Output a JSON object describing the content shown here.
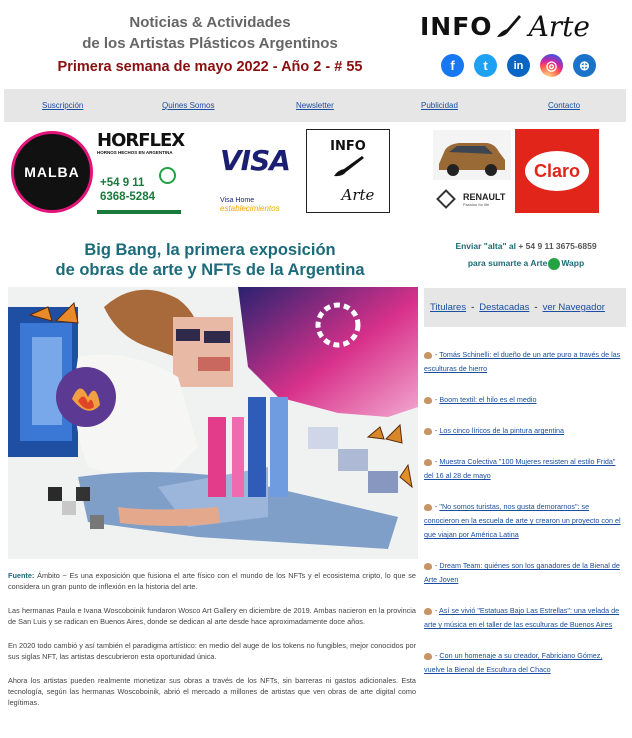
{
  "header": {
    "line1": "Noticias & Actividades",
    "line2": "de los Artistas Plásticos Argentinos",
    "edition": "Primera semana de mayo 2022 - Año 2 - # 55",
    "logo_info": "INFO",
    "logo_arte": "Arte"
  },
  "social": [
    {
      "name": "facebook-icon",
      "glyph": "f"
    },
    {
      "name": "twitter-icon",
      "glyph": "t"
    },
    {
      "name": "linkedin-icon",
      "glyph": "in"
    },
    {
      "name": "instagram-icon",
      "glyph": "◎"
    },
    {
      "name": "web-icon",
      "glyph": "⊕"
    }
  ],
  "nav": [
    {
      "label": "Suscripción"
    },
    {
      "label": "Quines Somos"
    },
    {
      "label": "Newsletter"
    },
    {
      "label": "Publicidad"
    },
    {
      "label": "Contacto"
    }
  ],
  "ads": {
    "malba": "MALBA",
    "horflex_title": "HORFLEX",
    "horflex_sub": "HORNOS HECHOS EN ARGENTINA",
    "horflex_phone1": "+54 9 11",
    "horflex_phone2": "6368-5284",
    "visa": "VISA",
    "visa_sub1": "Visa Home",
    "visa_sub2": "establecimientos",
    "infoarte_1": "INFO",
    "infoarte_2": "Arte",
    "renault": "RENAULT",
    "renault_sub": "Passion for life",
    "claro": "Claro"
  },
  "article": {
    "title_line1": "Big Bang, la primera exposición",
    "title_line2": "de obras de arte y NFTs de la Argentina",
    "source_label": "Fuente:",
    "p1": " Ámbito ~ Es una exposición que fusiona el arte físico con el mundo de los NFTs y el ecosistema cripto, lo que se considera un gran punto de inflexión en la historia del arte.",
    "p2": "Las hermanas Paula e Ivana Woscoboinik fundaron Wosco Art Gallery en diciembre de 2019. Ambas nacieron en la provincia de San Luis y se radican en Buenos Aires, donde se dedican al arte desde hace aproximadamente doce años.",
    "p3": "En 2020 todo cambió y así también el paradigma artístico: en medio del auge de los tokens no fungibles, mejor conocidos por sus siglas NFT, las artistas descubrieron esta oportunidad única.",
    "p4": "Ahora los artistas pueden realmente monetizar sus obras a través de los NFTs, sin barreras ni gastos adicionales. Esta tecnología, según las hermanas Woscoboinik, abrió el mercado a millones de artistas que ven obras de arte digital como legítimas."
  },
  "sidebar": {
    "enviar_1": "Enviar \"alta\" al",
    "enviar_phone": "+ 54 9 11 3675-6859",
    "enviar_2": "para sumarte a Arte",
    "enviar_3": "Wapp",
    "nav_titulares": "Titulares",
    "nav_destacadas": "Destacadas",
    "nav_navegador": "ver Navegador",
    "items": [
      "Tomás Schinelli: el dueño de un arte puro a través de las esculturas de hierro",
      "Boom textil: el hilo es el medio",
      "Los cinco líricos de la pintura argentina",
      "Muestra Colectiva \"100 Mujeres resisten al estilo Frida\" del 16 al 28 de mayo",
      "\"No somos turistas, nos gusta demorarnos\": se conocieron en la escuela de arte y crearon un proyecto con el que viajan por América Latina",
      "Dream Team: quiénes son los ganadores de la Bienal de Arte Joven",
      "Así se vivió \"Estatuas Bajo Las Estrellas\": una velada de arte y música en el taller de las esculturas de Buenos Aires",
      "Con un homenaje a su creador, Fabriciano Gómez, vuelve la Bienal de Escultura del Chaco"
    ]
  }
}
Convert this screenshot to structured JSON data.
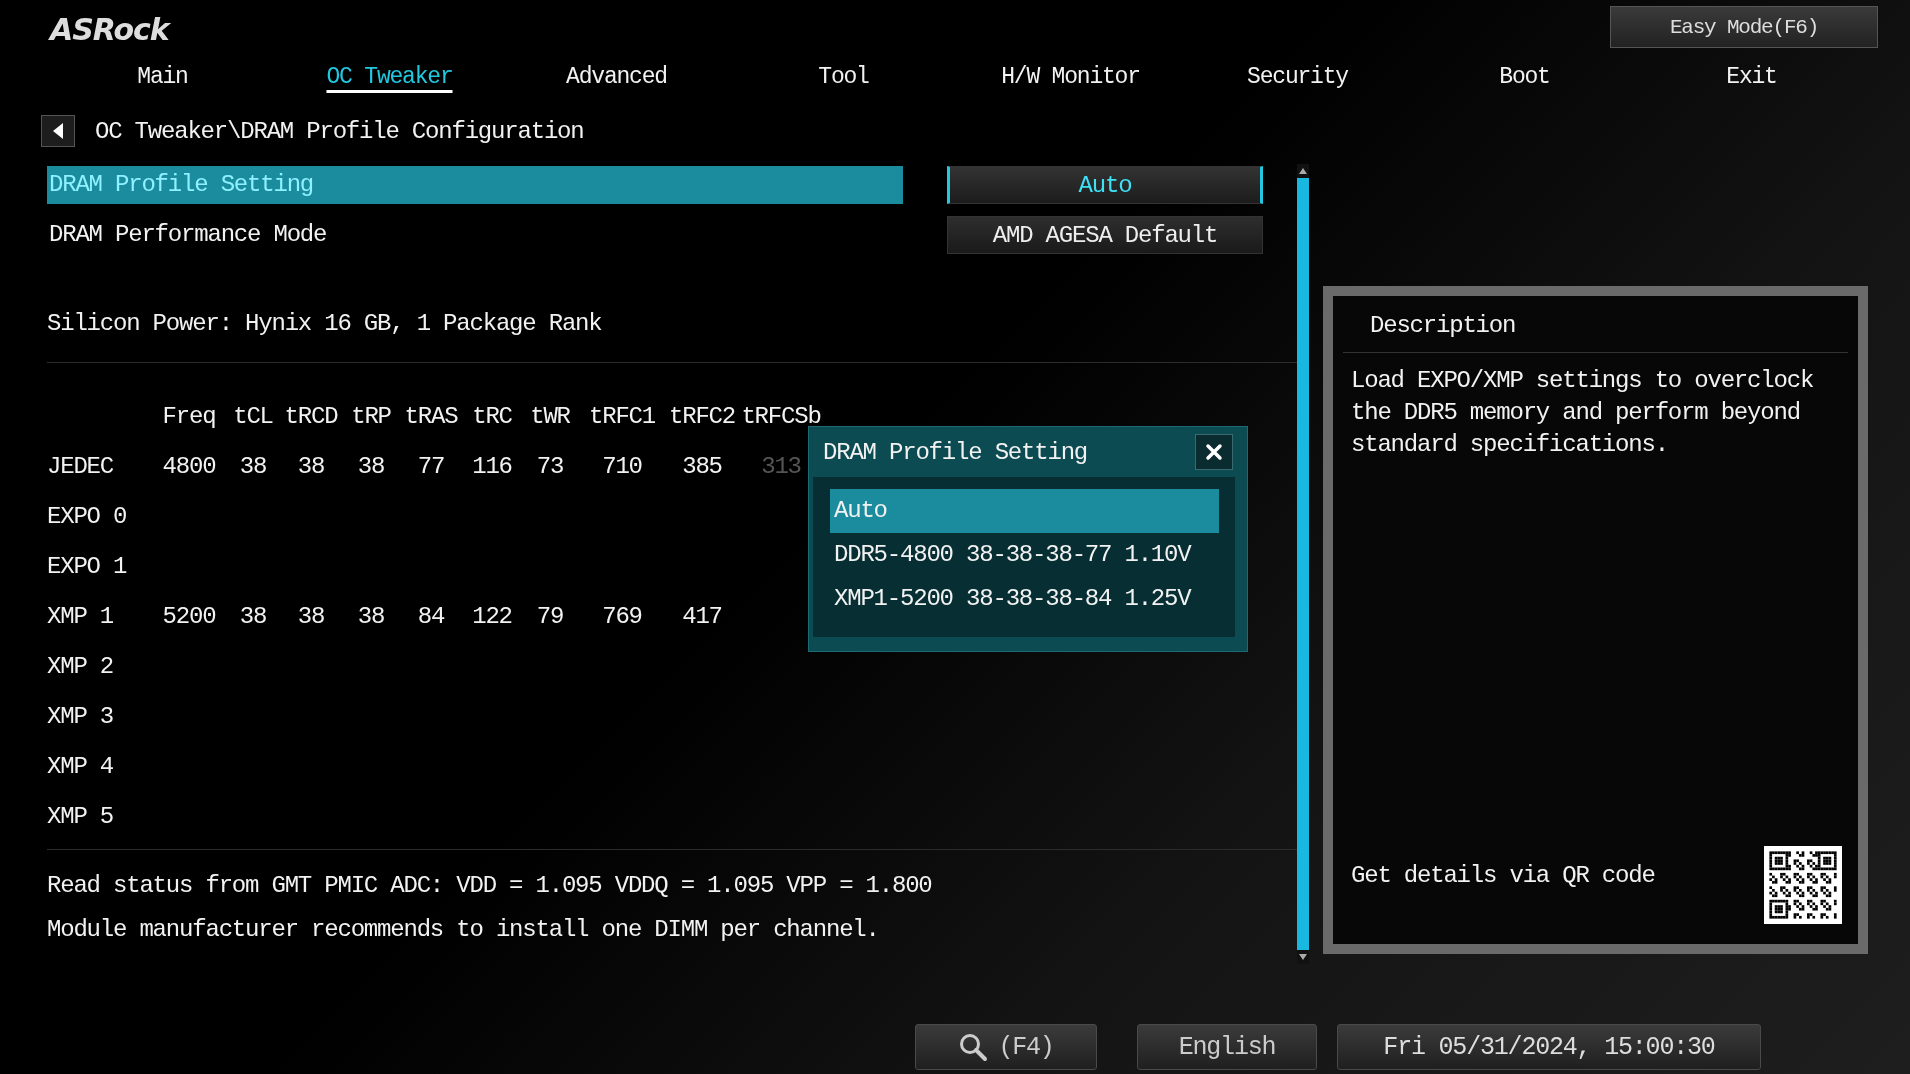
{
  "logo": "ASRock",
  "easy_mode": "Easy Mode(F6)",
  "tabs": [
    {
      "label": "Main",
      "selected": false
    },
    {
      "label": "OC Tweaker",
      "selected": true
    },
    {
      "label": "Advanced",
      "selected": false
    },
    {
      "label": "Tool",
      "selected": false
    },
    {
      "label": "H/W Monitor",
      "selected": false
    },
    {
      "label": "Security",
      "selected": false
    },
    {
      "label": "Boot",
      "selected": false
    },
    {
      "label": "Exit",
      "selected": false
    }
  ],
  "breadcrumb": "OC Tweaker\\DRAM Profile Configuration",
  "settings": [
    {
      "label": "DRAM Profile Setting",
      "value": "Auto",
      "selected": true
    },
    {
      "label": "DRAM Performance Mode",
      "value": "AMD AGESA Default",
      "selected": false
    }
  ],
  "module_info": "Silicon Power: Hynix 16 GB, 1 Package Rank",
  "table": {
    "columns": [
      "Freq",
      "tCL",
      "tRCD",
      "tRP",
      "tRAS",
      "tRC",
      "tWR",
      "tRFC1",
      "tRFC2",
      "tRFCSb"
    ],
    "rows": [
      {
        "name": "JEDEC",
        "cells": [
          "4800",
          "38",
          "38",
          "38",
          "77",
          "116",
          "73",
          "710",
          "385",
          "313"
        ]
      },
      {
        "name": "EXPO 0",
        "cells": []
      },
      {
        "name": "EXPO 1",
        "cells": []
      },
      {
        "name": "XMP 1",
        "cells": [
          "5200",
          "38",
          "38",
          "38",
          "84",
          "122",
          "79",
          "769",
          "417"
        ]
      },
      {
        "name": "XMP 2",
        "cells": []
      },
      {
        "name": "XMP 3",
        "cells": []
      },
      {
        "name": "XMP 4",
        "cells": []
      },
      {
        "name": "XMP 5",
        "cells": []
      }
    ]
  },
  "status_lines": [
    "Read status from GMT PMIC ADC: VDD = 1.095 VDDQ = 1.095 VPP = 1.800",
    "Module manufacturer recommends to install one DIMM per channel."
  ],
  "popup": {
    "title": "DRAM Profile Setting",
    "options": [
      {
        "label": "Auto",
        "selected": true
      },
      {
        "label": "DDR5-4800 38-38-38-77 1.10V",
        "selected": false
      },
      {
        "label": "XMP1-5200 38-38-38-84 1.25V",
        "selected": false
      }
    ]
  },
  "description": {
    "title": "Description",
    "text": "Load EXPO/XMP settings to overclock the DDR5 memory and perform beyond standard specifications.",
    "qr_label": "Get details via QR code"
  },
  "footer": {
    "search": "(F4)",
    "language": "English",
    "datetime": "Fri 05/31/2024, 15:00:30"
  }
}
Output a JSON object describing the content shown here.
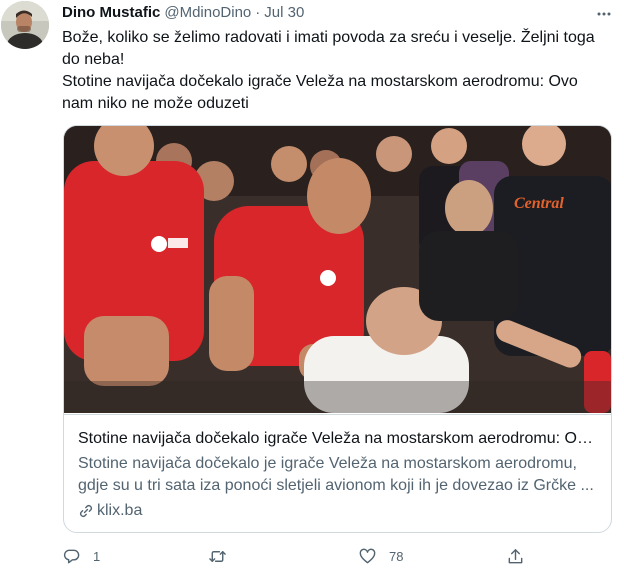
{
  "tweet": {
    "author": {
      "display_name": "Dino Mustafic",
      "handle": "@MdinoDino",
      "avatar_icon": "avatar"
    },
    "separator": "·",
    "date": "Jul 30",
    "more_icon": "more-icon",
    "text_lines": [
      "Bože, koliko se želimo radovati i imati povoda za sreću i veselje. Željni toga do neba!",
      "Stotine navijača dočekalo igrače Veleža na mostarskom aerodromu: Ovo nam niko ne može oduzeti"
    ],
    "card": {
      "title": "Stotine navijača dočekalo igrače Veleža na mostarskom aerodromu: Ov...",
      "description": "Stotine navijača dočekalo je igrače Veleža na mostarskom aerodromu, gdje su u tri sata iza ponoći sletjeli avionom koji ih je dovezao iz Grčke ...",
      "domain": "klix.ba",
      "shirt_text": "Central",
      "colors": {
        "shirt_red": "#d8262b",
        "background": "#3a2e2a"
      }
    },
    "actions": {
      "reply_count": "1",
      "retweet_count": "",
      "like_count": "78"
    },
    "colors": {
      "text": "#0f1419",
      "secondary": "#536471",
      "border": "#cfd9de"
    }
  }
}
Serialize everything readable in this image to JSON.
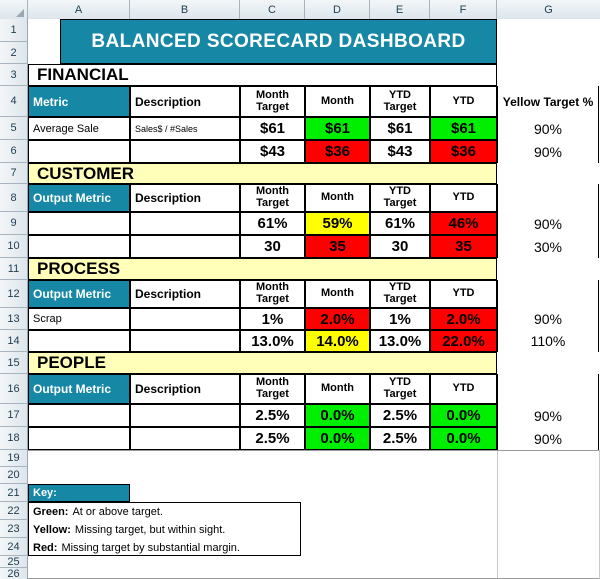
{
  "app": {
    "title": "BALANCED SCORECARD DASHBOARD"
  },
  "grid": {
    "columns": [
      "A",
      "B",
      "C",
      "D",
      "E",
      "F",
      "G"
    ],
    "rows": [
      "1",
      "2",
      "3",
      "4",
      "5",
      "6",
      "7",
      "8",
      "9",
      "10",
      "11",
      "12",
      "13",
      "14",
      "15",
      "16",
      "17",
      "18",
      "19",
      "20",
      "21",
      "22",
      "23",
      "24",
      "25",
      "26"
    ]
  },
  "table_headers": {
    "metric": "Metric",
    "output_metric": "Output Metric",
    "description": "Description",
    "month_target": "Month\nTarget",
    "month_target_l1": "Month",
    "month_target_l2": "Target",
    "month": "Month",
    "ytd_target_l1": "YTD",
    "ytd_target_l2": "Target",
    "ytd": "YTD",
    "yellow_target_pct": "Yellow Target %"
  },
  "sections": [
    {
      "name": "FINANCIAL",
      "section_row": "3",
      "header_row": "4",
      "metric_col_label": "Metric",
      "rows": [
        {
          "row": "5",
          "metric": "Average Sale",
          "description": "Sales$ / #Sales",
          "month_target": "$61",
          "month": "$61",
          "month_status": "green",
          "ytd_target": "$61",
          "ytd": "$61",
          "ytd_status": "green",
          "yellow_target": "90%"
        },
        {
          "row": "6",
          "metric": "",
          "description": "",
          "month_target": "$43",
          "month": "$36",
          "month_status": "red",
          "ytd_target": "$43",
          "ytd": "$36",
          "ytd_status": "red",
          "yellow_target": "90%"
        }
      ]
    },
    {
      "name": "CUSTOMER",
      "section_row": "7",
      "header_row": "8",
      "metric_col_label": "Output Metric",
      "rows": [
        {
          "row": "9",
          "metric": "",
          "description": "",
          "month_target": "61%",
          "month": "59%",
          "month_status": "yellow",
          "ytd_target": "61%",
          "ytd": "46%",
          "ytd_status": "red",
          "yellow_target": "90%"
        },
        {
          "row": "10",
          "metric": "",
          "description": "",
          "month_target": "30",
          "month": "35",
          "month_status": "red",
          "ytd_target": "30",
          "ytd": "35",
          "ytd_status": "red",
          "yellow_target": "30%"
        }
      ]
    },
    {
      "name": "PROCESS",
      "section_row": "11",
      "header_row": "12",
      "metric_col_label": "Output Metric",
      "rows": [
        {
          "row": "13",
          "metric": "Scrap",
          "description": "",
          "month_target": "1%",
          "month": "2.0%",
          "month_status": "red",
          "ytd_target": "1%",
          "ytd": "2.0%",
          "ytd_status": "red",
          "yellow_target": "90%"
        },
        {
          "row": "14",
          "metric": "",
          "description": "",
          "month_target": "13.0%",
          "month": "14.0%",
          "month_status": "yellow",
          "ytd_target": "13.0%",
          "ytd": "22.0%",
          "ytd_status": "red",
          "yellow_target": "110%"
        }
      ]
    },
    {
      "name": "PEOPLE",
      "section_row": "15",
      "header_row": "16",
      "metric_col_label": "Output Metric",
      "rows": [
        {
          "row": "17",
          "metric": "",
          "description": "",
          "month_target": "2.5%",
          "month": "0.0%",
          "month_status": "green",
          "ytd_target": "2.5%",
          "ytd": "0.0%",
          "ytd_status": "green",
          "yellow_target": "90%"
        },
        {
          "row": "18",
          "metric": "",
          "description": "",
          "month_target": "2.5%",
          "month": "0.0%",
          "month_status": "green",
          "ytd_target": "2.5%",
          "ytd": "0.0%",
          "ytd_status": "green",
          "yellow_target": "90%"
        }
      ]
    }
  ],
  "key": {
    "title": "Key:",
    "entries": [
      {
        "label": "Green:",
        "text": "At or above target."
      },
      {
        "label": "Yellow:",
        "text": "Missing target, but within sight."
      },
      {
        "label": "Red:",
        "text": "Missing target by substantial margin."
      }
    ]
  },
  "colors": {
    "brand_teal": "#1787a6",
    "section_band": "#ffffb9",
    "status_green": "#00ee00",
    "status_yellow": "#ffff00",
    "status_red": "#ff0000"
  }
}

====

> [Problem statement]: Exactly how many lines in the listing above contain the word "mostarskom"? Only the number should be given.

> [Exercise answer]: 3